The Comparison Question Polygraph Test: A Contrast of Methods and Scoring
Physiology & Behavior
  • Charles R. Honts, Boise State University
  • Racheal Reavy, Pennsylvania State University
Document Type
Article
Publication Date
5-1-2015
Abstract
We conducted a mock crime experiment with 250 paid participants (126 females, Mdn age = 30 years) contrasting the validity of the probable-lie and the directed-lie variants of the comparison question test (CQT) for the detection of deception. Subjects were assigned at random to one of eight conditions in a Guilt (Guilty/Innocent) × Test Type (Probable-Lie/Directed-Lie) × Stimulation (Between Repetition Stimulation/No Stimulation) factorial design. The data were scored by an experienced polygraph examiner who was unaware of subject assignment to conditions and with a computer algorithm known as the Objective Scoring System Version 2 (OSS2). There were substantial main effects of guilt in both the OSS2 computer scores F(1, 241) = 143.82, p < .001, ηp2 = 0.371, and in the human scoring, F(1, 242) = 98.92, p < .001, ηp2 = .29. There were no differences between the test types in the number of spontaneous countermeasure attempts made against them.
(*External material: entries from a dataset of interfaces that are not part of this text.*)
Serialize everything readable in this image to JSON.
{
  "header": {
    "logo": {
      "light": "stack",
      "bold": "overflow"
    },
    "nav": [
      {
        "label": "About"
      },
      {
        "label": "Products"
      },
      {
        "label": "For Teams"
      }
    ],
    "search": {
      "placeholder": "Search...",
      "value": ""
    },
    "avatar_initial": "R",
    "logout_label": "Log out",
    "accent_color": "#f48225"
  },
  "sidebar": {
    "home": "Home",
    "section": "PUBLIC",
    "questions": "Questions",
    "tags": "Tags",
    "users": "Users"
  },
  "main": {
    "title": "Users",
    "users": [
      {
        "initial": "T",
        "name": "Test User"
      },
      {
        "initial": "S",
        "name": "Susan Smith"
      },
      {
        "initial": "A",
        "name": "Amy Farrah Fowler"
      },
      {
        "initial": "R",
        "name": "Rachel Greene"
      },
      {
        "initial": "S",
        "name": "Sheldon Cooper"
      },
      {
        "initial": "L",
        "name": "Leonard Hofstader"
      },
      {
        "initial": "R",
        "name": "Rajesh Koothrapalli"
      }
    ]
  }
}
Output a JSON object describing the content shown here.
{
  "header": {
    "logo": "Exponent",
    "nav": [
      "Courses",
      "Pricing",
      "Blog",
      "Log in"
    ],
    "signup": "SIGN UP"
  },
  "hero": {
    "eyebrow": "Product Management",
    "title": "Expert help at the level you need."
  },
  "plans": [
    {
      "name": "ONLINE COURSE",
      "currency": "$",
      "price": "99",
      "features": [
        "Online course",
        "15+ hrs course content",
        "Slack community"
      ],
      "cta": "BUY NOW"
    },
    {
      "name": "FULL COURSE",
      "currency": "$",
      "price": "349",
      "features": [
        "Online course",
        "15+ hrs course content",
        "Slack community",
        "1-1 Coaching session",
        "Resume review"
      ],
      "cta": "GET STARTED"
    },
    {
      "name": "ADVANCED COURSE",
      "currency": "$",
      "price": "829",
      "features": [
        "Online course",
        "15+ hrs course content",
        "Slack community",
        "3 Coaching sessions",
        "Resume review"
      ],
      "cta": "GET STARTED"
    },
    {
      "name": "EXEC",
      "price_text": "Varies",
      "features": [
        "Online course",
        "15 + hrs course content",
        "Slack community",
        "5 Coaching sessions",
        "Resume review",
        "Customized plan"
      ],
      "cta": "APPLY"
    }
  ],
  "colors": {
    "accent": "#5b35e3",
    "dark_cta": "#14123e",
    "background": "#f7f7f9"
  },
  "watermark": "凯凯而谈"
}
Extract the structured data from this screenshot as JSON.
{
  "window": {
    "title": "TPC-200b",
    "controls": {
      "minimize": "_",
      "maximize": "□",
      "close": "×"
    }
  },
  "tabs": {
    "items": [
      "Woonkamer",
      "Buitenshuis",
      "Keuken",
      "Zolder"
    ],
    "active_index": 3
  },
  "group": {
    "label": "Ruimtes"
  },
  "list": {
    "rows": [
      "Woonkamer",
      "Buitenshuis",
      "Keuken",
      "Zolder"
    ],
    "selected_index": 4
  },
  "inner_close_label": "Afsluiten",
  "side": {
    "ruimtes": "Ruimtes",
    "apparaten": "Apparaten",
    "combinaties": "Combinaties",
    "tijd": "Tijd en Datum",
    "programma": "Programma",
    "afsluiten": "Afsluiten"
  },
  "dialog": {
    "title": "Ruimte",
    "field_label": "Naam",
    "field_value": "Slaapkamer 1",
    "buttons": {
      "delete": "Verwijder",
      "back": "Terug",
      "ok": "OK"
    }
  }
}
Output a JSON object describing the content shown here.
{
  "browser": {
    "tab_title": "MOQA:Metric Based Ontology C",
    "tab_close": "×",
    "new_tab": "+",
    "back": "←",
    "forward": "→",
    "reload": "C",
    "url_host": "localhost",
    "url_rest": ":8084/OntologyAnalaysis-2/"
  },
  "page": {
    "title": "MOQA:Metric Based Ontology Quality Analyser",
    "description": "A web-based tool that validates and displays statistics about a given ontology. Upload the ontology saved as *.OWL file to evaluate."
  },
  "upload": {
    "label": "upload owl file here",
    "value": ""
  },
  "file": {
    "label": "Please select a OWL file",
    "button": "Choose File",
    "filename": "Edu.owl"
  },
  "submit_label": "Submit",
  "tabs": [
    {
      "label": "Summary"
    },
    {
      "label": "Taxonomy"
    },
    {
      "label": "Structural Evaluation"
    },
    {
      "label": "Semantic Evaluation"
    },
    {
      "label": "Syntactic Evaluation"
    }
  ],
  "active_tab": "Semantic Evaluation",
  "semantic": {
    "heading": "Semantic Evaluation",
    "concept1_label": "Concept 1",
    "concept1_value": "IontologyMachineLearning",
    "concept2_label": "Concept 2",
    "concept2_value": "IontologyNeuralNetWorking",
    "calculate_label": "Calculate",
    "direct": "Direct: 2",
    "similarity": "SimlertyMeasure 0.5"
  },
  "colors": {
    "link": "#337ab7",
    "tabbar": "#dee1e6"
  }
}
Although under the controlled conditions of an experiment the probable-lie and the directed-lie variants of the CQT produced equivocal results in terms of detection accuracy, the directed-lie variant has much to recommend it as it is inherently more standardized in its administration and construction.
Citation Information
Honts, Charles R. and Reavy, Racheal. (2015). "The Comparison Question Polygraph Test: A Contrast of Methods and Scoring". Physiology & Behavior, 143, 15-26. http://dx.doi.org/10.1016/j.physbeh.2015.02.028